I was on fire at our cribbage group this afternoon.
Not actually blazing, don’t be silly, but really there was no stopping
me. I won every single game I played – two threesomes, two pairs and an extra one for luck. I could do no wrong. It made up for the previous session when I lost every single game I played. This is the great thing about cribbage. One minute you are
up, the next you are down. Mr B says it’s all down to the fact that I had such a good teacher...
This was our last session before the summer break
but Delia, who with partner Jim organises the fortnightly Tuesday afternoon cribbage group, is already considering how she can accommodate even more people when the new term begins in early September. Delia is a Very Kind Soul who is worrying about all the

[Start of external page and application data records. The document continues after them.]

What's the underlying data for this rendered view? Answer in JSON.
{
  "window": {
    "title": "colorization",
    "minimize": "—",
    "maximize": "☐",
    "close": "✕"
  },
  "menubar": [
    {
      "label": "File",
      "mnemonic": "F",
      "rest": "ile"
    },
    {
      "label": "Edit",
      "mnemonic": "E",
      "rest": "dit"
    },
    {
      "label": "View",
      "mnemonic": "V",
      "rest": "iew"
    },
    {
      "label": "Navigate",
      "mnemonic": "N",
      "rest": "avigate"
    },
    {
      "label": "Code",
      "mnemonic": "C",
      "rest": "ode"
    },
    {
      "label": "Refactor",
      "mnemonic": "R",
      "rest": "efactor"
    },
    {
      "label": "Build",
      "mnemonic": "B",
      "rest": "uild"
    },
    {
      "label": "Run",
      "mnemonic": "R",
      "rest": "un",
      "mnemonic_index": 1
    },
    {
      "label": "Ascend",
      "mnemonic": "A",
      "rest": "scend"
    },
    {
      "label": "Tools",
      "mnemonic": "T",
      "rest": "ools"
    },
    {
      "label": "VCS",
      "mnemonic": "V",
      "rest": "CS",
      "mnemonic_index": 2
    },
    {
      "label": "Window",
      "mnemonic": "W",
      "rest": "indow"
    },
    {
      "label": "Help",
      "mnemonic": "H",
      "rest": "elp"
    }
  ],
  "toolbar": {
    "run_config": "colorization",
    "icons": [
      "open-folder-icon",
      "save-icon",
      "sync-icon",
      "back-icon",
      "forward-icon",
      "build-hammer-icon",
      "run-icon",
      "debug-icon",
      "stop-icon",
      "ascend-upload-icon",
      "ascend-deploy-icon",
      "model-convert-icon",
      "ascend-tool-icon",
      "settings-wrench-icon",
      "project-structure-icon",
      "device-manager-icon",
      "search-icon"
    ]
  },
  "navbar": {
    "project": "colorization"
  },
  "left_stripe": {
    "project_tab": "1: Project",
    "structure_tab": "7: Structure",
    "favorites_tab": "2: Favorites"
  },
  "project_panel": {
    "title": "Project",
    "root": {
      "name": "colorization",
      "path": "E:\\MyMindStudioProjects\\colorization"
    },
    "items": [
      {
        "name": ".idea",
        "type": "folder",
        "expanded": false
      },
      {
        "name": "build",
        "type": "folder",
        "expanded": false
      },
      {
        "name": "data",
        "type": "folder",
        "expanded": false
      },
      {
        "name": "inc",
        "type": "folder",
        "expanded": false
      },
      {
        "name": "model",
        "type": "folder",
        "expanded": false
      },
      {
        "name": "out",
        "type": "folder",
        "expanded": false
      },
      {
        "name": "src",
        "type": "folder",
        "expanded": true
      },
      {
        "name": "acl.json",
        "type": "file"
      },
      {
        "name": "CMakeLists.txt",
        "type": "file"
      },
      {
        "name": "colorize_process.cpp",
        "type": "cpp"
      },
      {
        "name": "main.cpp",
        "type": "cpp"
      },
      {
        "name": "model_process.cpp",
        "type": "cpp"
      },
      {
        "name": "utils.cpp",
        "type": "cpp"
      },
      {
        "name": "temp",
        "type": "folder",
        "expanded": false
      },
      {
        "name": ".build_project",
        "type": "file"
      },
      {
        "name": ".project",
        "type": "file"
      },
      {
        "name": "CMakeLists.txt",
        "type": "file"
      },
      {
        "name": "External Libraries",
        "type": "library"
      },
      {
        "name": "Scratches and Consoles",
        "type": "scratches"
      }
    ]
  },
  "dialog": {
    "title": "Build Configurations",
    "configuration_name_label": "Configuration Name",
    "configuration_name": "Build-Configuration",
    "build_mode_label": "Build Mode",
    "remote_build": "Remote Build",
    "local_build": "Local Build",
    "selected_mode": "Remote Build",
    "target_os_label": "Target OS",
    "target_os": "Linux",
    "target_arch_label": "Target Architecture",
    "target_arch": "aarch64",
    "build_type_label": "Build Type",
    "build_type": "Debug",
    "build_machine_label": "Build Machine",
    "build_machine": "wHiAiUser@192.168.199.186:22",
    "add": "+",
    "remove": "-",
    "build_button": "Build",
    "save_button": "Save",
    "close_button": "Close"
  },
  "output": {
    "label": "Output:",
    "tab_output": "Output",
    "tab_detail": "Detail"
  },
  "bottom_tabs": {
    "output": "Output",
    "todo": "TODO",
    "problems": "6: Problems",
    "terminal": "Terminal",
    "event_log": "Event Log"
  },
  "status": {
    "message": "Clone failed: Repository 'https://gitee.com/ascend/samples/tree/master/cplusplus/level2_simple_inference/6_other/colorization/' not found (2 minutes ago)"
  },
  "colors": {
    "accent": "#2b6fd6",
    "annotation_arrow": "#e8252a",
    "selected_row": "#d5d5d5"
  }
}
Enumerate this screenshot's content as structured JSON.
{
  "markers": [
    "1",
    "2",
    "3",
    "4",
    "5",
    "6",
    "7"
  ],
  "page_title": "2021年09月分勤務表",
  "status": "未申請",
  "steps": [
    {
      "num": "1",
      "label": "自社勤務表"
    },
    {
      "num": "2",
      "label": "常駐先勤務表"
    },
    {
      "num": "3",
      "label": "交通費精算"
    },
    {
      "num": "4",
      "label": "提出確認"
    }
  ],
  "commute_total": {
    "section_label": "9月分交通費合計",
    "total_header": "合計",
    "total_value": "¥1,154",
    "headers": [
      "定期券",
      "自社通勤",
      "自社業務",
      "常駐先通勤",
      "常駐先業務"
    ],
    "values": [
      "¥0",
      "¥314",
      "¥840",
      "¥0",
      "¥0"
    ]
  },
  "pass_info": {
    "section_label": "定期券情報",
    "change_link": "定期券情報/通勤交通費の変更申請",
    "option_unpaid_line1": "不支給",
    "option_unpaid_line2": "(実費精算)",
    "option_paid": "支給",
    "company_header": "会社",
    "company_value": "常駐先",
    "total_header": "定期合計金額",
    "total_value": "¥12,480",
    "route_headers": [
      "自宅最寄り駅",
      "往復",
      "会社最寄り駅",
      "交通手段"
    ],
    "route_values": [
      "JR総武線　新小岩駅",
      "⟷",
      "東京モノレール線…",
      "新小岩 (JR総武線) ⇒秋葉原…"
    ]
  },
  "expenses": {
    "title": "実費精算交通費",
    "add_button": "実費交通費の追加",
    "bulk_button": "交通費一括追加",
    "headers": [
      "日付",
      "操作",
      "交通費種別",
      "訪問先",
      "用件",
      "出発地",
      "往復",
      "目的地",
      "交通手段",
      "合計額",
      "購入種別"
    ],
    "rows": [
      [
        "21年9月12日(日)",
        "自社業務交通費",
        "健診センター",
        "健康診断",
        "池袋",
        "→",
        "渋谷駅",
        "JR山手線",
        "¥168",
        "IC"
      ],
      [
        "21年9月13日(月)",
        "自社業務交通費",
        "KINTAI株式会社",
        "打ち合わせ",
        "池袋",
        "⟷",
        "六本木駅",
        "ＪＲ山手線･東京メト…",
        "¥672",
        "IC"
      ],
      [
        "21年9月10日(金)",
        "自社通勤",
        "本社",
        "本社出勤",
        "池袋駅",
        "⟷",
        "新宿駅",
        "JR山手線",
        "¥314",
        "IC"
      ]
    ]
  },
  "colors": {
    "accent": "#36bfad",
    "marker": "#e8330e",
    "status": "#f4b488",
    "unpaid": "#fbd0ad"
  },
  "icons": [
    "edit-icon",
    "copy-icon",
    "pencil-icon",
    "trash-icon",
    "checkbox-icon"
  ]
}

people on the waiting list who may want to join us in September and feels honour bound to open up her home to even more of us. What am I planning to do, she asks me, about all the people on the waiting list for our popular Nomination Whist group? I tell her,
guiltily, that I haven't given it as much thought as perhaps I should have done.
So now I am in a bit of a quandary. I feel I would like to follow Delia’s
shining example of generous hospitality – but ten people at a time is about all we can manage in our house for an afternoon of cards. We already have to haul the card table and four spare chairs out of the garage on the morning of every session, push
the chairs and sofa back against the walls and use up most of our matching mugs when it comes to serving up the mid-session refreshments. I decide I will not worry about it for the moment. After all, that’s what summer breaks are for, isn’t
it? A chance to breathe in deeply before re-entering the fray once more.
The question of numbers was also taxing the convenors of our Questers group, whose quarterly
meeting was this morning (yes, it was, indeed, a busy day for Mr B and me.) There are now over 100 members of our popular group and lots of people longing to join us. And I think I have trouble with the Nomination Whist crowd. Marion, our convenor, tells
us that if we want to be a Quester then we have to turn up to meetings, help organise outings and always - but always - reply to the emails she sends us.
B and I arrived early because we were helping to set up our Wish You Were Here display (see Saturday’s blog) for the delectation of our fellow Questers. We weren’t quite early enough to witness a major battle of wills between our convenor,
Marion, and the teacher of a new dance class, both of whom were adamant that they had booked the largest room at the village hall. My friend Pam described the battle with relish.
Marion held firm
– it was all a question of numbers and there were far more of us, than there were of them. Good point. Round One to Marion. The dance teacher spluttered in response that we were just going to be sitting there in rows while her tiny tots needed
lots of space to run around, pointing their toes and trying to skip. (It’s not easy to skip, you know. Those of us who have learnt the skill in our distant youth have probably forgotten what a feat of coordination it is.) Round Two to the dance
You may be wondering how come I know so much about infant ballet classes, given that you probably can’t imagine me in ballet teacher mode,
all black leotard and tights with my hair in a bun. Well, I owe my inside knowledge to the countless afternoons I spent waiting for the Youngest of the Darling Daughters to finish her ballet lesson held in the Parish Room in the lovely village of Staplehurst.
I shamelessly spied on her through the window, week after week, listening to the ballet teacher exhorting her young charges to dance around the room “like fairies” – at which twenty pairs of feet would thunder around the hall. “Now
imagine,” Miss I-Will-Turn-You-All-Into-Ballerinas-If-It-Kills-Me would suggest, “that there are tiny baby bears sleeping under the floor and you need to dance very, very quietly....” Off they thundered, once again, this time fluttering their
arms like infant birds falling out of their nests in an ungainly fashion. Fortunately the baby bears were sound asleep....
So anyway it was all square
between Marion and the dance teacher and who knows what might have happened next – but then the rest of the Questers all started arriving and not only were there more of us but we were a whole lot bigger than the tiny tots arriving for their ballet.
The Dance Teacher decided she couldn’t win and flounced off in high dudgeon to marshal her littluns into the small hall. I suspect it might not be the end of the matter but for the moment at least peace (of sorts) was restored.
When it comes to the Numbers Game - and I include cribbage in this - there’s no beating us.